An examination of the use of repair strategies of elementary English as a second language (ESL) students

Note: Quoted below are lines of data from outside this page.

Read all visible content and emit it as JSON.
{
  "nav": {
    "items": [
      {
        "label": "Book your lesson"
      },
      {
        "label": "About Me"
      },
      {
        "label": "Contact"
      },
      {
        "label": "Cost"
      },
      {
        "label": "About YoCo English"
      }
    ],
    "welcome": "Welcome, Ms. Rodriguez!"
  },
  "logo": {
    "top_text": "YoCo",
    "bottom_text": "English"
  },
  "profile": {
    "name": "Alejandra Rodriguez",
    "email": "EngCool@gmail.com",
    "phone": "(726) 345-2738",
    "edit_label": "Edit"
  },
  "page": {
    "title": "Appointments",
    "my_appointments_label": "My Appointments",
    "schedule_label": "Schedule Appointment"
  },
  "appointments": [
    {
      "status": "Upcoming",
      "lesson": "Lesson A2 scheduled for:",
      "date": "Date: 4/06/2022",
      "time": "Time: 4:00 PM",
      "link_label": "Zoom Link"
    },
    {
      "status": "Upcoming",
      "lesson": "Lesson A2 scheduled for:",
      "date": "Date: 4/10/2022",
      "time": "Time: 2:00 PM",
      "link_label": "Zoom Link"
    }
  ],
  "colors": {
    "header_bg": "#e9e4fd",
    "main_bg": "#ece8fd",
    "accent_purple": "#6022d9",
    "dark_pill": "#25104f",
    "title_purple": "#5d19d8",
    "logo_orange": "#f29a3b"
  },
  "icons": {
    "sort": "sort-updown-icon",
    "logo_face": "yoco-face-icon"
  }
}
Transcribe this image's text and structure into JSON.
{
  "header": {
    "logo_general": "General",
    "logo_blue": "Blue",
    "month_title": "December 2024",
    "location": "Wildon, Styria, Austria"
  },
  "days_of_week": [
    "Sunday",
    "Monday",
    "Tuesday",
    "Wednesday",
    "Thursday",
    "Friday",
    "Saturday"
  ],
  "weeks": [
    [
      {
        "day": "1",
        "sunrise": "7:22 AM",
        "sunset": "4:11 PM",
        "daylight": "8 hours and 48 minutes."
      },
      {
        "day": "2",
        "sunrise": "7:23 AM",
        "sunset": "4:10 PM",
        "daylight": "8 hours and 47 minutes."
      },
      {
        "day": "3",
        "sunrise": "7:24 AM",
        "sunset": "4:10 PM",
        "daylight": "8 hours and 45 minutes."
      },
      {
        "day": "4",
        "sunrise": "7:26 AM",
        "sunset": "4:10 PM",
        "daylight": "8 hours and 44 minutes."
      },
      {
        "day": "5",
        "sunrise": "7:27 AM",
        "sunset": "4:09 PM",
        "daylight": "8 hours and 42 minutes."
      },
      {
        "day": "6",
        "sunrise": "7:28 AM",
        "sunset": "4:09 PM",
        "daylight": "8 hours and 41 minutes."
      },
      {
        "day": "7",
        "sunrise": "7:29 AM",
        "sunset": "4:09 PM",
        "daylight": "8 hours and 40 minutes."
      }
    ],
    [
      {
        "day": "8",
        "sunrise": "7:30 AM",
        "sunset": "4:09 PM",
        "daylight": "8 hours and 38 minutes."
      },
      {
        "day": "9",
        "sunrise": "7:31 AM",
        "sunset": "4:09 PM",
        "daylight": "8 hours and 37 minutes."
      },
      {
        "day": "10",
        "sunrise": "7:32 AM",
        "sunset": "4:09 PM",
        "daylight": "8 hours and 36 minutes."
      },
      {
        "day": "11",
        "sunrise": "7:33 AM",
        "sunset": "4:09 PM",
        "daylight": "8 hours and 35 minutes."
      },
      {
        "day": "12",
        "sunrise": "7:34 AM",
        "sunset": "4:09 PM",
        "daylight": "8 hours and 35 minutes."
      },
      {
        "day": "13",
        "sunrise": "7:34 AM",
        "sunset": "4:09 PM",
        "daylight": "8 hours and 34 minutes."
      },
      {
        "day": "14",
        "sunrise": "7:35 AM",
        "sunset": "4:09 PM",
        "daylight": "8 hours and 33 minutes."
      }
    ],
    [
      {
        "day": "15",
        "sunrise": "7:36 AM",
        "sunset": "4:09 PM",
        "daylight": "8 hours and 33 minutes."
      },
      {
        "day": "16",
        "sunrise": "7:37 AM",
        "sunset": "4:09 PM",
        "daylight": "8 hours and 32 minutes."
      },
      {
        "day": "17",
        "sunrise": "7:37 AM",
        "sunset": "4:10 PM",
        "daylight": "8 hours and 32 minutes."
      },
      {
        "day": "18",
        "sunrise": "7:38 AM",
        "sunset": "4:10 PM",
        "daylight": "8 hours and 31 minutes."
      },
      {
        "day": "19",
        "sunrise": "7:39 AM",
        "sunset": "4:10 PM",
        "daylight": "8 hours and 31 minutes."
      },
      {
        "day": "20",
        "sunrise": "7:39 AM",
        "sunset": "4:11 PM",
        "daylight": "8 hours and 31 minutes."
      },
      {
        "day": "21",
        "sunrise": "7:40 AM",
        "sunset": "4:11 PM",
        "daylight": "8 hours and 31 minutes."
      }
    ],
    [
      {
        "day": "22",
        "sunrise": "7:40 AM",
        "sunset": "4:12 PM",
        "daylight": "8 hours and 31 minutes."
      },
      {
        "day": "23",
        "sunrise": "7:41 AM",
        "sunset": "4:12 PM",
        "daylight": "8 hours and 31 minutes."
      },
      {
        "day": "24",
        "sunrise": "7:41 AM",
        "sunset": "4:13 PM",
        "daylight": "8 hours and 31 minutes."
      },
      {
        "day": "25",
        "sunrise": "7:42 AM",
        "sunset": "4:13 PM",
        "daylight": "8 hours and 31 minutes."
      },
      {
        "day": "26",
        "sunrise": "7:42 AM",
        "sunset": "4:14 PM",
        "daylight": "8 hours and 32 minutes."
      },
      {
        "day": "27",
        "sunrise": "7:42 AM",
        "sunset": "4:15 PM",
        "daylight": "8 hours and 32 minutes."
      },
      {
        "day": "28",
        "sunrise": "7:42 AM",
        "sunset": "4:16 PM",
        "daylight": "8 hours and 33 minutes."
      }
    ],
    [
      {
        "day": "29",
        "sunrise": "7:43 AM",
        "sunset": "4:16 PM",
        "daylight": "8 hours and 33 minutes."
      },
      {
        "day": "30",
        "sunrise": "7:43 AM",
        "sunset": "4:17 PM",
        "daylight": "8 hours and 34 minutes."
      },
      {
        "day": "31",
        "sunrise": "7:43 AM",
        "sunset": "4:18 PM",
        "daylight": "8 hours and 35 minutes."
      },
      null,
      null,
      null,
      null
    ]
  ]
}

The primary purpose of this study was to explore conversational repair strategies employed by elementary level ESL students in their classroom. This study investigated repair strategies that were employed by ESL students and determined if there were differences in the usage of repair strategies by class types and grade levels. This study examined how elementary ESL students? repair strategies dealt with communication breakdown in their ESL classroom from a conversation analysis perspective. The data were collected from five participants who were in two different types of ESL classes: (1) instruction centered class; and (2) language related game-playing class. In order to investigate the variable of grade levels, first and second grade students? ESL class and third and fourth grade students? tutoring class were chosen. Twenty-four class hours were observed with a video camera. The data were transcribed following the transcription conventions of conversation analysis. The results derived from the study were following; 1. In this study the elementary ESL students used nine types of repair strategies. They were: 1) unspecified, 2) interrogatives, 3) (partial) repeat, 4) partial repeat plus question word, 5) understanding check, 6) requests for repetition, 7) request for definition, translation or explanation, 8) correction, and 9) nonverbal strategies. The elementary ESL students used understanding check and partial repeat more frequently. 2. The findings indicated that both class types and grade levels influenced the types and distribution of the students? repair strategies. 3. Instruction class produced more amounts of conversational repair than game-playing class. However, in both types of classes, first/second grade students employed understanding check the most frequently, and third/fourth grade students partial repeat the most. 4. In the first/second grade students? repair practices, understanding check was observed in the teacher?s direction. In the third/fourth grade students? repair practices, however, understanding check was observed in the content of instruction. Request for repetition and request definition, translation, or explanation were not observed in the first/second grade students? class but used in the third/fourth grade students? class. 5. Students? decisions on the types and frequency of their repair strategies were influenced by their familiarity with the native speakers.